He now has designed, built and tested a µBITx Raduino replacement. This comes with the extra feature of having an i2c 16 port I/O expander on board. The Microchip Expander IC uses the Adafruit Library MCP23017 to create 16 more Digital Pins.
This replacement board is slightly bigger than the standard Raduino and has the Ardunio Nano facing towards the left rather than to the right. It is intended to be attached to the original LCD.
Mike can provide it unpopulated, with SMD parts installed, or fully built up. Complete documentation is provided. Write to him for more details.
This board is designed to utilize either a 1602 (16 characters by 2 rows) or a 2004 (20 characters by 4 rows) I2C LCD Display, instead of the parallel display originally included with the uBITX. The display is NOT included. In practice your existing display can be used with the addition of an I2C daughter board such as the one in the photo below:
The six digital I/O lines formerly used by the display can be used to run the CW keyer and a few other functions in a much more efficient manner (using software also supplied by W0EB/W2CTX/N5IB).
Current options available include:
- Bare Board (you supply the parts & you build it).
- Complete Kit of Parts (less the Arduino NANO, LCD display and display I2C controller) – you build it. (All parts except the NANO, display and display controller are included in the kit.)
- Completely assembled and tested RadI2Cino Including the Arduino NANO but less the display and I2C display controller.Assembled and tested RadI2Cino boards will be available by Special Order Only. They will require up-front payment by PayPal and up to a 1 week lead time to build and properly test).
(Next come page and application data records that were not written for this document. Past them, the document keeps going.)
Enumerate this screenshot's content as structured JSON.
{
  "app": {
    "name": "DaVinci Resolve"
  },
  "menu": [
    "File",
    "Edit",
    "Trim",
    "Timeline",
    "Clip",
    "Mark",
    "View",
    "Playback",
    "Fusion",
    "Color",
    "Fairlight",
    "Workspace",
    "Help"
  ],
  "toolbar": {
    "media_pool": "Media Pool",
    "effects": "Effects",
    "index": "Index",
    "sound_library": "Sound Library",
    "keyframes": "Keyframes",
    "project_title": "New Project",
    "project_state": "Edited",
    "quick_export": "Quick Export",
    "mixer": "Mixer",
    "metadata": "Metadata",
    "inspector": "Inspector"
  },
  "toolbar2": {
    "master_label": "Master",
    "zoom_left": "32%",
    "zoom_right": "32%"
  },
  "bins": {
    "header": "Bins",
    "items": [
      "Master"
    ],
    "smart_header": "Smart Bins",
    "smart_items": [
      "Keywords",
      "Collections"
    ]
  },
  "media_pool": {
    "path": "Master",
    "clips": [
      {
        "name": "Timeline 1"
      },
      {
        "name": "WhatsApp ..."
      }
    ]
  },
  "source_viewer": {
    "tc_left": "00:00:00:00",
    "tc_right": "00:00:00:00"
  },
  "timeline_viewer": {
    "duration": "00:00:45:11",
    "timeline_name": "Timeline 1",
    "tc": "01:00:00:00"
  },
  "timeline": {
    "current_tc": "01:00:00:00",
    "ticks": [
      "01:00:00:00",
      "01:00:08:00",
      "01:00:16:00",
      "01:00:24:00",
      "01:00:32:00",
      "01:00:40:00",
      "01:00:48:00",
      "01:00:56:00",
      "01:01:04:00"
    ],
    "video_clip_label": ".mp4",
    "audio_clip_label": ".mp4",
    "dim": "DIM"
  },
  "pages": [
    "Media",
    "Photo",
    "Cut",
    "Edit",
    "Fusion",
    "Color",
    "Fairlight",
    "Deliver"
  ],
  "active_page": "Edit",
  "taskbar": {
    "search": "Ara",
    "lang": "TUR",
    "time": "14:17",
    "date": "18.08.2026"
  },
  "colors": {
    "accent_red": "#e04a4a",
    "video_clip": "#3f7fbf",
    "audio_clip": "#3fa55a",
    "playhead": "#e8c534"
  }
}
All orders will receive the complete assembly manual which includes a full bill of materials, board layout diagrams and schematics in PDF form via email. The manual is available for download in advance of purchase. The bill of materials, included in the manual, has ordering information for the parts. Parts suppliers are Tayda, Digi-Key and Mouser.
Email w0eb (at) cox dot net for ordering or further information.
Comparison of Raduino replacement options